The policies necessary to achieve a transition to renewable energy are understood. It requires massive investment in green technology to retool industry away from fossil fuels, with living wage jobs and union rights. This was a cornerstone of Sanders’ popular presidential campaigns. But, to achieve this would mean ending massive subsidies to the oil and gas industries, taking decision-making out of corporate boardrooms, and implementing a national energy plan with publicly owned banks to ensure rich private owners don’t end up siphoning off the profits. This would require taking into public ownership the massive energy companies, since corporate CEOs will refuse to implement such a plan.

Since the Democrats and Republicans are funded by these same corporations, and they therefore promote their interests, the reasons why these policies are lacking from the Biden administration’s plans become crystal clear.

It is for this reason that Socialist Alternative calls for a political break from both major pro-capitalist parties, the Republicans and Democrats, and for the formation of a new working-class political party. Such a party would fight for socialist policies like a living wage of at least $25 an hour; a green new deal; a national health care system, free at point of use; and a massive program to build affordable high-quality housing.

To fund this, we call for a tax on the super-rich and Wall Street, for democratic public ownership of polluting industries as well as the richest corporations and banks who profit off the backs of our labor. To implement these policies will mean breaking with capitalism and big business and building a new socialist society around a democratic plan or production that puts working class people first and not big business.

For a new working-class political party

Both parties have injected arguments about the “lesser evil” since time immemorial.
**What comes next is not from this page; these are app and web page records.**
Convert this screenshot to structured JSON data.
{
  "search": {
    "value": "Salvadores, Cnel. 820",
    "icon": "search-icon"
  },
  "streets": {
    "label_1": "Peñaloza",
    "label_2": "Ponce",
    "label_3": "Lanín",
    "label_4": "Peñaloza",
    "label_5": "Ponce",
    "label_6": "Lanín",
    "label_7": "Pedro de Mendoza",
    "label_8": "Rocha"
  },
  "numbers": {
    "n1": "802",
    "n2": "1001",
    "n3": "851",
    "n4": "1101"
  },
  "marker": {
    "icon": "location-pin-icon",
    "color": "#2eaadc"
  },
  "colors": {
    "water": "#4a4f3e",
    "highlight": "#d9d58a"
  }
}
While Trump 2.0 undoubtedly represents a serious threat to the interests of workers and the oppressed, it is the Democrats’ total failure to act in the interests of working people that has created this danger. The failures of the Democrats to act in the interests of working people is inherent in its DNA. They always betray their promises to the working class. It is not an accident that they blame individual Democrats like Joe Manchin for their failure to act. (He received the highest level of fossil fuel funding of any politician of either party in the Senate.)

The leaders of the Democratic Party have a policy of deliberately recruiting conservative candidates so they could better appeal to disillusioned Republican voters. They deliberately ignore the 50% of the public, mainly working-class voters, who are too disillusioned with corporate-money politics to even vote. They are more scared of upsetting their corporate funders, than improving the conditions for working people.

The overall result has been both parties pushing policies that shaft the working class while filling the pockets of the super-rich. It’s time to break the cycle of voting Democrat or Republican and build a new party committed to socialist policies. The hunger for change has been expressed in the Democratic primaries in the significant vote for “uncommitted.” In November, we encourage working people to support independent left candidates Cornel West and Jill Stein as a step in the fight for a new party.